but, he has a better foot than you do. >> marcus: he does. he does. i wasn't ready for this. ♪ >> anthony: so, how does it feel to be back? >> marcus: it feels -- >> anthony: you seem, i gotta tell you. if i could be honest, you seem conflicted. >> marcus: yeah. there's 1,000 thoughts going through my head. i always feel a little guilty that i got out. >> anthony: if you'd stayed, what do you think you'd be doing right now? >> marcus: i would have been a farmer or dealt with some type of cattle. >> anthony: i'm pretty sure you would have been a shit farmer, though, marcus. i really do, i just, i can't see it. okay? you'd be the best-dressed god damned farmer, that's for sure.
where's home for you, man? where do you think, ya know, looking back on it all -- >> marcus: yeah. that's an eternal question for me, you know? i feel at home in new york. i feel very much at home when i'm in africa, but i also feel out of place. and coming to this very place, aberagodana, it gives me a lot of humility, but i can't say it's home. i can't say it's home. ♪ >> anthony: happiest moment in africa? >> marcus: happiest moment is, i think, when we're at maya's village, for me, the whole village comes together, music, food, culture brings everybody together. that eating together, being together, it's by far the happiest for me. ♪

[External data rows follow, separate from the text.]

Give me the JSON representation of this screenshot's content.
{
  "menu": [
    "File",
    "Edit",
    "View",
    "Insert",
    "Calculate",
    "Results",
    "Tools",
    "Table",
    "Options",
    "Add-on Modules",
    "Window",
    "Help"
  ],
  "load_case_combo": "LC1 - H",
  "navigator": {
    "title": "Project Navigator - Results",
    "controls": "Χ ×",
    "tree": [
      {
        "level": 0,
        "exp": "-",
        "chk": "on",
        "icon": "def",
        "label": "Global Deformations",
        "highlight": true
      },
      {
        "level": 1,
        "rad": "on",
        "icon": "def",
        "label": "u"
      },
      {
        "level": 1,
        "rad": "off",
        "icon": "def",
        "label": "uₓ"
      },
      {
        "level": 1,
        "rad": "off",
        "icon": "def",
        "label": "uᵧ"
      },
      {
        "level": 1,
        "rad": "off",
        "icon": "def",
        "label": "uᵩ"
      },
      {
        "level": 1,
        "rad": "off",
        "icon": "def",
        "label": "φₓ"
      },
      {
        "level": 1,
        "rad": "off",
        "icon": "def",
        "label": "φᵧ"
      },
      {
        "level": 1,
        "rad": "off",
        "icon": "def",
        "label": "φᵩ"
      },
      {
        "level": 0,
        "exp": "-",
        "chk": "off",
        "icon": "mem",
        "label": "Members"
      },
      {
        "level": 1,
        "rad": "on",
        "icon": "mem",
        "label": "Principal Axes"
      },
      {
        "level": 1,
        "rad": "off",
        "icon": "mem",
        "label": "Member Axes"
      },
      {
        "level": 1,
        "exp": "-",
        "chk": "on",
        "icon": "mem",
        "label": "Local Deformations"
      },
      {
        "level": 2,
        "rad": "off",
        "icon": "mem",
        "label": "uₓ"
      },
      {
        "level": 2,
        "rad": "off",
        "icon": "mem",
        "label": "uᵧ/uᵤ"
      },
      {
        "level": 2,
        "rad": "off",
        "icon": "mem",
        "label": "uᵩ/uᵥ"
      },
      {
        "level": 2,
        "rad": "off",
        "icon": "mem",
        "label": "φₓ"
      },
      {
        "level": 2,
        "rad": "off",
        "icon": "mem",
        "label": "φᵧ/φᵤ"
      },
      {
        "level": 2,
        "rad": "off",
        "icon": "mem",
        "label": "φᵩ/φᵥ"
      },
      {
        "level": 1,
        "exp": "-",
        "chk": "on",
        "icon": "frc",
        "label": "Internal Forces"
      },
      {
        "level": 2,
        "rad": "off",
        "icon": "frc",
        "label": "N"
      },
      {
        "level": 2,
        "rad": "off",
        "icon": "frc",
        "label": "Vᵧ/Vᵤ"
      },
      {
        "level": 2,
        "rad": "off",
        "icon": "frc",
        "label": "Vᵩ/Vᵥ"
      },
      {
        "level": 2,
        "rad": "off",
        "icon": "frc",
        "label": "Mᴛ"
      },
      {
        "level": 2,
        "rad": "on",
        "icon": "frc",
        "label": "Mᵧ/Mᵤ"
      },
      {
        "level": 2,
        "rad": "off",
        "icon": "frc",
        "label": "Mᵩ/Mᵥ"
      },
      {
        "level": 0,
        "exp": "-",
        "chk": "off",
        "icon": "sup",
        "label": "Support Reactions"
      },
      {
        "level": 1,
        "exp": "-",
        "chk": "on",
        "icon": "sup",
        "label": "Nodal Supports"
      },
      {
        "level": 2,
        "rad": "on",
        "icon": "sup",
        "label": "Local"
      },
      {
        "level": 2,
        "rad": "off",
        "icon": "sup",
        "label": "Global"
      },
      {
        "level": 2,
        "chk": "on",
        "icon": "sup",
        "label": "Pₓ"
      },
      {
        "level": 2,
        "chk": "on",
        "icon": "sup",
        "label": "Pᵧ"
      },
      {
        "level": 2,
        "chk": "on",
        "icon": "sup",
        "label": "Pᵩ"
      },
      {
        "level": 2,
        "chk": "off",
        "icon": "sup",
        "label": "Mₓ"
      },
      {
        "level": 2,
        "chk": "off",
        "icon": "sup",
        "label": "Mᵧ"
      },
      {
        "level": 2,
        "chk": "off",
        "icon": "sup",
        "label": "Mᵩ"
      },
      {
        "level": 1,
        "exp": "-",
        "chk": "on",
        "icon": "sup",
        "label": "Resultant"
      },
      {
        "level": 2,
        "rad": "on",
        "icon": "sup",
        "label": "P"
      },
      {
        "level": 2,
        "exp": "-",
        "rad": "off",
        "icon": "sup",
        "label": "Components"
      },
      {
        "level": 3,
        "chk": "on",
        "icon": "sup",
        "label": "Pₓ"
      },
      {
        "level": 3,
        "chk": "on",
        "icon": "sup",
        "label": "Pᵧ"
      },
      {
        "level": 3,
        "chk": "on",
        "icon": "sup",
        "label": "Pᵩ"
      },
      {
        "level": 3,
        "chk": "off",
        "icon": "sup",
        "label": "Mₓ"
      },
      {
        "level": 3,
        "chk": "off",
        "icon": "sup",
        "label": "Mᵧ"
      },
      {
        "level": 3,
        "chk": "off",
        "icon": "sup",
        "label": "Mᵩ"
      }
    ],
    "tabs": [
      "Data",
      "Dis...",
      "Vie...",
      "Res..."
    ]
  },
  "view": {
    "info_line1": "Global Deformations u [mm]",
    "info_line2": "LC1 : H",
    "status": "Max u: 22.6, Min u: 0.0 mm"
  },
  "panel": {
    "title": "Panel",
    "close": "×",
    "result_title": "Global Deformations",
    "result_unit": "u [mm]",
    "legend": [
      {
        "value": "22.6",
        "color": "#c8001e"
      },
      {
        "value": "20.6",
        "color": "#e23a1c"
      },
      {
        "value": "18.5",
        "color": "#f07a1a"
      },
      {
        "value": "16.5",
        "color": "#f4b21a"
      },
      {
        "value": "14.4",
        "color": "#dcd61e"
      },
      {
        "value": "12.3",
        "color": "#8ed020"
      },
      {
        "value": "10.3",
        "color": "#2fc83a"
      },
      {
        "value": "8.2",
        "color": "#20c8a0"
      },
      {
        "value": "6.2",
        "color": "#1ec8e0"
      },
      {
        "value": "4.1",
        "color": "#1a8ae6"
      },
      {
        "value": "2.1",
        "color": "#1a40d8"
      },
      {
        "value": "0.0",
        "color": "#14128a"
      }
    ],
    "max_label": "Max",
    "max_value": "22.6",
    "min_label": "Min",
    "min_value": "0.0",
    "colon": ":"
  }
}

israel retaliates with a wave of attacks on targets in gaza after hundreds of rockets are unleashed by militants. north korea conducts a new round of weapons tests but president trump doesn't seem worried touting his relationship with kim jong-un. also ahead at this hour, the winner is disqualified giving the trophy to the second place finisher. that was a surprise to a lot of people. we'll dig down into that one. welcome to our viewers in the northwest. i'm